| Prompt |
In the records below, find each line containing the word "html" and copy it.
─── Given information
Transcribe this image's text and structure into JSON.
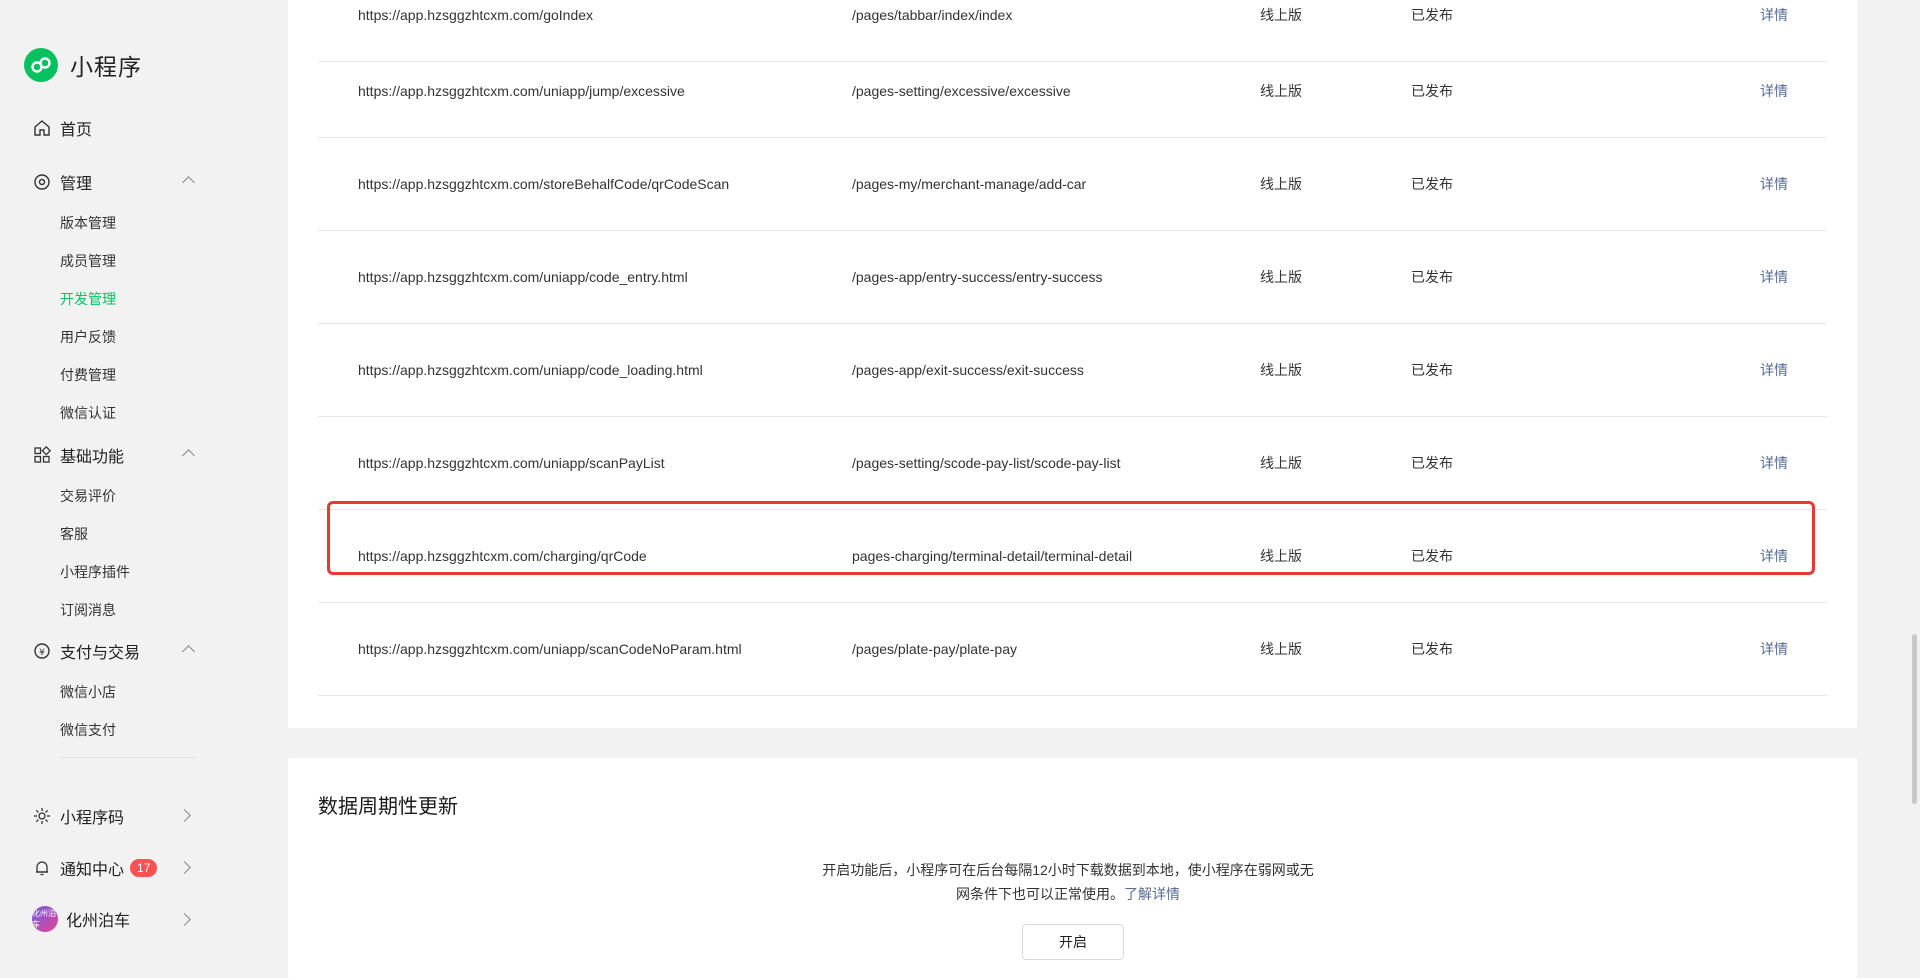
{
  "sidebar": {
    "brand": "小程序",
    "home": "首页",
    "manage": {
      "label": "管理",
      "items": [
        "版本管理",
        "成员管理",
        "开发管理",
        "用户反馈",
        "付费管理",
        "微信认证"
      ]
    },
    "basic": {
      "label": "基础功能",
      "items": [
        "交易评价",
        "客服",
        "小程序插件",
        "订阅消息"
      ]
    },
    "pay": {
      "label": "支付与交易",
      "items": [
        "微信小店",
        "微信支付"
      ]
    },
    "qrcode": "小程序码",
    "notify": {
      "label": "通知中心",
      "badge": "17"
    },
    "account": {
      "name": "化州泊车",
      "avatar_text": "化州泊车"
    },
    "accent_color": "#07c160"
  },
  "table": {
    "rows": [
      {
        "url": "https://app.hzsggzhtcxm.com/goIndex",
        "path": "/pages/tabbar/index/index",
        "version": "线上版",
        "status": "已发布",
        "action": "详情"
      },
      {
        "url": "https://app.hzsggzhtcxm.com/uniapp/jump/excessive",
        "path": "/pages-setting/excessive/excessive",
        "version": "线上版",
        "status": "已发布",
        "action": "详情"
      },
      {
        "url": "https://app.hzsggzhtcxm.com/storeBehalfCode/qrCodeScan",
        "path": "/pages-my/merchant-manage/add-car",
        "version": "线上版",
        "status": "已发布",
        "action": "详情"
      },
      {
        "url": "https://app.hzsggzhtcxm.com/uniapp/code_entry.html",
        "path": "/pages-app/entry-success/entry-success",
        "version": "线上版",
        "status": "已发布",
        "action": "详情"
      },
      {
        "url": "https://app.hzsggzhtcxm.com/uniapp/code_loading.html",
        "path": "/pages-app/exit-success/exit-success",
        "version": "线上版",
        "status": "已发布",
        "action": "详情"
      },
      {
        "url": "https://app.hzsggzhtcxm.com/uniapp/scanPayList",
        "path": "/pages-setting/scode-pay-list/scode-pay-list",
        "version": "线上版",
        "status": "已发布",
        "action": "详情"
      },
      {
        "url": "https://app.hzsggzhtcxm.com/charging/qrCode",
        "path": "pages-charging/terminal-detail/terminal-detail",
        "version": "线上版",
        "status": "已发布",
        "action": "详情"
      },
      {
        "url": "https://app.hzsggzhtcxm.com/uniapp/scanCodeNoParam.html",
        "path": "/pages/plate-pay/plate-pay",
        "version": "线上版",
        "status": "已发布",
        "action": "详情"
      }
    ],
    "highlight_color": "#e53935",
    "link_color": "#576b95"
  },
  "update": {
    "title": "数据周期性更新",
    "desc_line1": "开启功能后，小程序可在后台每隔12小时下载数据到本地，使小程序在弱网或无",
    "desc_line2": "网条件下也可以正常使用。",
    "learn_more": "了解详情",
    "button": "开启"
  }
}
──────
| Exercise output |
        "url": "https://app.hzsggzhtcxm.com/uniapp/code_entry.html",
        "url": "https://app.hzsggzhtcxm.com/uniapp/code_loading.html",
        "url": "https://app.hzsggzhtcxm.com/uniapp/scanCodeNoParam.html",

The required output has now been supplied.